#### Work order
Only the closing portion of the entries is to be reproduced: the line containing "Read all visible content and emit it as JSON." through the very last line, exactly as written.

#### Exercise data
-------------------------

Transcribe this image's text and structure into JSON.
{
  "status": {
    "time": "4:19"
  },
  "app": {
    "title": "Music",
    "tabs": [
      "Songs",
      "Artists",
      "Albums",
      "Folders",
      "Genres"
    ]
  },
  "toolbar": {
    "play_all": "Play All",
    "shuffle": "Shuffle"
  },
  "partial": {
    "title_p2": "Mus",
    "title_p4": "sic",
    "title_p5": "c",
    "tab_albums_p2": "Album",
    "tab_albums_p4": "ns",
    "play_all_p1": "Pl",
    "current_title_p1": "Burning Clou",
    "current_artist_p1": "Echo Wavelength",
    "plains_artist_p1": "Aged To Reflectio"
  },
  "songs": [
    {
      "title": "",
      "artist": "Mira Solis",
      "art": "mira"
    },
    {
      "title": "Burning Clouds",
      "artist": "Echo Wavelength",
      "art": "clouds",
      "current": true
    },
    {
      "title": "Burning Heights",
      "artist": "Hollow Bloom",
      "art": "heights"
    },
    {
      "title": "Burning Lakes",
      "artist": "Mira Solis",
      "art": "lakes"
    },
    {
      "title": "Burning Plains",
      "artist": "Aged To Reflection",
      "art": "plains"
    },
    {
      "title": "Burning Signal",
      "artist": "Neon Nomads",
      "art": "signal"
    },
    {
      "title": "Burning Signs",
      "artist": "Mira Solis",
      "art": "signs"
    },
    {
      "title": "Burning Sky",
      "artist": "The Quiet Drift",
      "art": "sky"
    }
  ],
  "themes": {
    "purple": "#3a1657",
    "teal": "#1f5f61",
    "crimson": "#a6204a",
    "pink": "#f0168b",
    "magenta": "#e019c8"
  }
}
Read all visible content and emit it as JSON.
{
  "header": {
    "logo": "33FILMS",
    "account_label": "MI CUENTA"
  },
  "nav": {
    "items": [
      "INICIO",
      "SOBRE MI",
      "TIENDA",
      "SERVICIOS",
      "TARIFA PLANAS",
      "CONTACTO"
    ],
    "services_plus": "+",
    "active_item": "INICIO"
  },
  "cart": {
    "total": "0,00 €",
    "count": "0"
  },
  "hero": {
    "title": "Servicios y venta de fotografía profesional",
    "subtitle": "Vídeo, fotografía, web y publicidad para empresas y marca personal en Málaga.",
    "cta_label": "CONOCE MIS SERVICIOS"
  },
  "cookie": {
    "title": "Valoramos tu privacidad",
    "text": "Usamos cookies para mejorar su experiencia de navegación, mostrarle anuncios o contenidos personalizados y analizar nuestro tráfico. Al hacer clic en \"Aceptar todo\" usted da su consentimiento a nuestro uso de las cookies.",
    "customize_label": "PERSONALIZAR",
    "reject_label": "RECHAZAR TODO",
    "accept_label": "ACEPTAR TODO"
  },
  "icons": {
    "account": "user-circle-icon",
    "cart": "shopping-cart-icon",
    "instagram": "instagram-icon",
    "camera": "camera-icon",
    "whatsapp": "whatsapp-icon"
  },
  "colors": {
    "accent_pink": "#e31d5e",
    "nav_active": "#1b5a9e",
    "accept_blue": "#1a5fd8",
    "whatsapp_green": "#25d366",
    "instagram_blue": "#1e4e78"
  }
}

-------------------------

#### Your response
Read all visible content and emit it as JSON.
{
  "header": {
    "logo": "33FILMS",
    "account_label": "MI CUENTA"
  },
  "nav": {
    "items": [
      "INICIO",
      "SOBRE MI",
      "TIENDA",
      "SERVICIOS",
      "TARIFA PLANAS",
      "CONTACTO"
    ],
    "services_plus": "+",
    "active_item": "INICIO"
  },
  "cart": {
    "total": "0,00 €",
    "count": "0"
  },
  "hero": {
    "title": "Servicios y venta de fotografía profesional",
    "subtitle": "Vídeo, fotografía, web y publicidad para empresas y marca personal en Málaga.",
    "cta_label": "CONOCE MIS SERVICIOS"
  },
  "cookie": {
    "title": "Valoramos tu privacidad",
    "text": "Usamos cookies para mejorar su experiencia de navegación, mostrarle anuncios o contenidos personalizados y analizar nuestro tráfico. Al hacer clic en \"Aceptar todo\" usted da su consentimiento a nuestro uso de las cookies.",
    "customize_label": "PERSONALIZAR",
    "reject_label": "RECHAZAR TODO",
    "accept_label": "ACEPTAR TODO"
  },
  "icons": {
    "account": "user-circle-icon",
    "cart": "shopping-cart-icon",
    "instagram": "instagram-icon",
    "camera": "camera-icon",
    "whatsapp": "whatsapp-icon"
  },
  "colors": {
    "accent_pink": "#e31d5e",
    "nav_active": "#1b5a9e",
    "accept_blue": "#1a5fd8",
    "whatsapp_green": "#25d366",
    "instagram_blue": "#1e4e78"
  }
}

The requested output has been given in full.